- _Brief_
Print the records below exactly, with no pictures.

- _The records_
=======
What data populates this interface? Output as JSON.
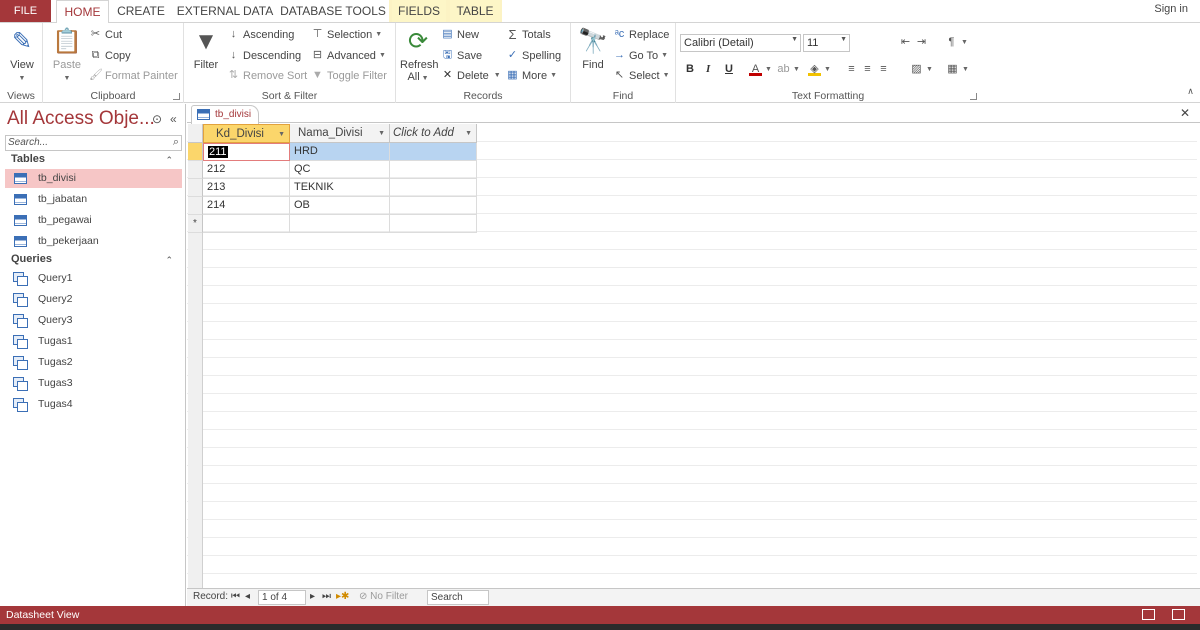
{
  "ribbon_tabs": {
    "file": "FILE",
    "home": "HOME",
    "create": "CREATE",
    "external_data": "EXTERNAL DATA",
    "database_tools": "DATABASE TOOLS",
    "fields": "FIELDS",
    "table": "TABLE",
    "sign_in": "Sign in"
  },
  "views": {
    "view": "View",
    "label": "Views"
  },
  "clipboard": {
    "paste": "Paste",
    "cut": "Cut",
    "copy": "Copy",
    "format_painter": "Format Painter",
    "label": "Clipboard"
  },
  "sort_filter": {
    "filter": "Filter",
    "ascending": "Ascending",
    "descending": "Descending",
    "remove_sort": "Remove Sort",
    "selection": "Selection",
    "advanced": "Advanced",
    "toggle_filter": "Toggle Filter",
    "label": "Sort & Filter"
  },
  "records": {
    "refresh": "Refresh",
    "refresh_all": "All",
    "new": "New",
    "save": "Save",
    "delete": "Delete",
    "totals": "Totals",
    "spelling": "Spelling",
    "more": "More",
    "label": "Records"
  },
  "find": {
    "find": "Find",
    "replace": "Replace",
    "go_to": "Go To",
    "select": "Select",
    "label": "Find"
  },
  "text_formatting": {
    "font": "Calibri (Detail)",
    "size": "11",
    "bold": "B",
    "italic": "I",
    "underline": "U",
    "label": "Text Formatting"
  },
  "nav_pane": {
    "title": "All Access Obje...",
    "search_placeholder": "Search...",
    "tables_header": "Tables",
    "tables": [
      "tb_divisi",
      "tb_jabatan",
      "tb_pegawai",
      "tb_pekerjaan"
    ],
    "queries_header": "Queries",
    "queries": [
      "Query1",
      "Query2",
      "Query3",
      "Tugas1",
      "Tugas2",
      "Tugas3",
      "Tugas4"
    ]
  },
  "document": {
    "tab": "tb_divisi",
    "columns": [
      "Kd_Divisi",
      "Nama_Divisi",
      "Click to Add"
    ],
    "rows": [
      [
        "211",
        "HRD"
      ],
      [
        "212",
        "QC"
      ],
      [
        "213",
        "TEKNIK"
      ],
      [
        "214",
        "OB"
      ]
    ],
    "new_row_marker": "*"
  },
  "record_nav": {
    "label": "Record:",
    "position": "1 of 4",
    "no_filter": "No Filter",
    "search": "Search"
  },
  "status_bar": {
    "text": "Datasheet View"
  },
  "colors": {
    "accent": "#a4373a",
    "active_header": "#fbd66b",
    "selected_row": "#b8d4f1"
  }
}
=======
- _Output for this task_
What data populates this interface? Output as JSON.
{
  "ribbon_tabs": {
    "file": "FILE",
    "home": "HOME",
    "create": "CREATE",
    "external_data": "EXTERNAL DATA",
    "database_tools": "DATABASE TOOLS",
    "fields": "FIELDS",
    "table": "TABLE",
    "sign_in": "Sign in"
  },
  "views": {
    "view": "View",
    "label": "Views"
  },
  "clipboard": {
    "paste": "Paste",
    "cut": "Cut",
    "copy": "Copy",
    "format_painter": "Format Painter",
    "label": "Clipboard"
  },
  "sort_filter": {
    "filter": "Filter",
    "ascending": "Ascending",
    "descending": "Descending",
    "remove_sort": "Remove Sort",
    "selection": "Selection",
    "advanced": "Advanced",
    "toggle_filter": "Toggle Filter",
    "label": "Sort & Filter"
  },
  "records": {
    "refresh": "Refresh",
    "refresh_all": "All",
    "new": "New",
    "save": "Save",
    "delete": "Delete",
    "totals": "Totals",
    "spelling": "Spelling",
    "more": "More",
    "label": "Records"
  },
  "find": {
    "find": "Find",
    "replace": "Replace",
    "go_to": "Go To",
    "select": "Select",
    "label": "Find"
  },
  "text_formatting": {
    "font": "Calibri (Detail)",
    "size": "11",
    "bold": "B",
    "italic": "I",
    "underline": "U",
    "label": "Text Formatting"
  },
  "nav_pane": {
    "title": "All Access Obje...",
    "search_placeholder": "Search...",
    "tables_header": "Tables",
    "tables": [
      "tb_divisi",
      "tb_jabatan",
      "tb_pegawai",
      "tb_pekerjaan"
    ],
    "queries_header": "Queries",
    "queries": [
      "Query1",
      "Query2",
      "Query3",
      "Tugas1",
      "Tugas2",
      "Tugas3",
      "Tugas4"
    ]
  },
  "document": {
    "tab": "tb_divisi",
    "columns": [
      "Kd_Divisi",
      "Nama_Divisi",
      "Click to Add"
    ],
    "rows": [
      [
        "211",
        "HRD"
      ],
      [
        "212",
        "QC"
      ],
      [
        "213",
        "TEKNIK"
      ],
      [
        "214",
        "OB"
      ]
    ],
    "new_row_marker": "*"
  },
  "record_nav": {
    "label": "Record:",
    "position": "1 of 4",
    "no_filter": "No Filter",
    "search": "Search"
  },
  "status_bar": {
    "text": "Datasheet View"
  },
  "colors": {
    "accent": "#a4373a",
    "active_header": "#fbd66b",
    "selected_row": "#b8d4f1"
  }
}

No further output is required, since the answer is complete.